Our proposal ASSERTED from the team Volvo Cars and Chalmers received funding from Vinnova call.
Software for self-driving vehicles needs to be designed and maintained in a way that allows to be improved based on findings and insights from continuous field observations–however, in a safe, secure, and traceable manner. The research goal this Vinnova FFI-funded research project is to explore methods for coping better with safety of autonomous driving in continuous development and deployment processes. The goal is to understand how the safety argumentation of autonomous driving needs to be adapted to this new context and what methodological and technical solutions can tackle the identified challenges at the scale of an automotive OEM.
Our proposal SHAPE-IT from the team Chalmers, GU, TU Delft, University of Leeds, University of Ulm, and TU Munich received funding from European Union’s Horizon 2020 under the Marie Skłodowska-Curie grant agreement 860410.

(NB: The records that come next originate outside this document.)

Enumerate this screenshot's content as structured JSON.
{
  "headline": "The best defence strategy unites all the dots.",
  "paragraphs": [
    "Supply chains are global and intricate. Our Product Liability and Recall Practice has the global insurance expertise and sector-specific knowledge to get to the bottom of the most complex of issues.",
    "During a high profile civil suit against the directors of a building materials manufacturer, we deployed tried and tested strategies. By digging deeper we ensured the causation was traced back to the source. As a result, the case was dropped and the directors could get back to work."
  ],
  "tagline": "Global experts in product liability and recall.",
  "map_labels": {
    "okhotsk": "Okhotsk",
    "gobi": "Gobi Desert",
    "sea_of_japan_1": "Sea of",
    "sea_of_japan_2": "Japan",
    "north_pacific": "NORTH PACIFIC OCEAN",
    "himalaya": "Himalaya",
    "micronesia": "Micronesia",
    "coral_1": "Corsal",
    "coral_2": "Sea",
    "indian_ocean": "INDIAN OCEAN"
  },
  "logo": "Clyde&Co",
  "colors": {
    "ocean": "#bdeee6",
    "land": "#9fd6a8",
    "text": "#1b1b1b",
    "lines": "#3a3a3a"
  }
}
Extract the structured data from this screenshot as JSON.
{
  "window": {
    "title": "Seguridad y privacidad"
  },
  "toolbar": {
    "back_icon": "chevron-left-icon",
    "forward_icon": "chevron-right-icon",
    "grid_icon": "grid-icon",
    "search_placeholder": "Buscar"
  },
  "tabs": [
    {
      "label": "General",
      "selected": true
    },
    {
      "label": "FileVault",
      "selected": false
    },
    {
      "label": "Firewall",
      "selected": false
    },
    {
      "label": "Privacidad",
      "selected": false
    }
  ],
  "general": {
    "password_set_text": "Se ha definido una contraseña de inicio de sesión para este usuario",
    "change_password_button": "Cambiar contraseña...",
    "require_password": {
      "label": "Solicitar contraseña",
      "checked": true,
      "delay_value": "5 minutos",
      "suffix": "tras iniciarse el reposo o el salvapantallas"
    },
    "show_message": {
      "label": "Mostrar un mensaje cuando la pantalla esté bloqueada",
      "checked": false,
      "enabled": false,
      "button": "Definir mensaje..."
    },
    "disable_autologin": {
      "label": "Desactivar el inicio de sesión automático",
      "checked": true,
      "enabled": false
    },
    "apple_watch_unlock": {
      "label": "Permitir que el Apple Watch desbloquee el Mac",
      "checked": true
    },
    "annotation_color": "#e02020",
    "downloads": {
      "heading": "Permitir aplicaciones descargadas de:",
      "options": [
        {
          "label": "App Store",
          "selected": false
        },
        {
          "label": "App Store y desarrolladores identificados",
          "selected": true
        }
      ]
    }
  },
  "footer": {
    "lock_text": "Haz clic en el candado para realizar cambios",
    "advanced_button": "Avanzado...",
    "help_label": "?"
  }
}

The overall goal of SHAPE-IT is to enable rapid and reliable development of safe and user-centered automated vehicles for urban environments. The main objective of SHAPE-IT is to facilitate the safe, acceptable integration of user-centered and transparent automated vehicles into tomorrow’s mixed urban traffic environments, using both existing and new research methods, designing advanced interfaces and control strategies. As AI is a core technology for automated vehicle development, this EU Horizon 2020-funded research network aims to integrate the knowledge of human factors with that of AI in automated vehicle development, reducing the gap between human-factors and AI scientists and automated vehicle software developers. The main educational aim of this project is to deliver a future generation of human factors researchers with an excellent multidisciplinary (cognitive and behavioural psychology, human factors, computer science, and engineering) education in human factors experimental and modelling methods, human-AV interaction, safety analysis and AV design.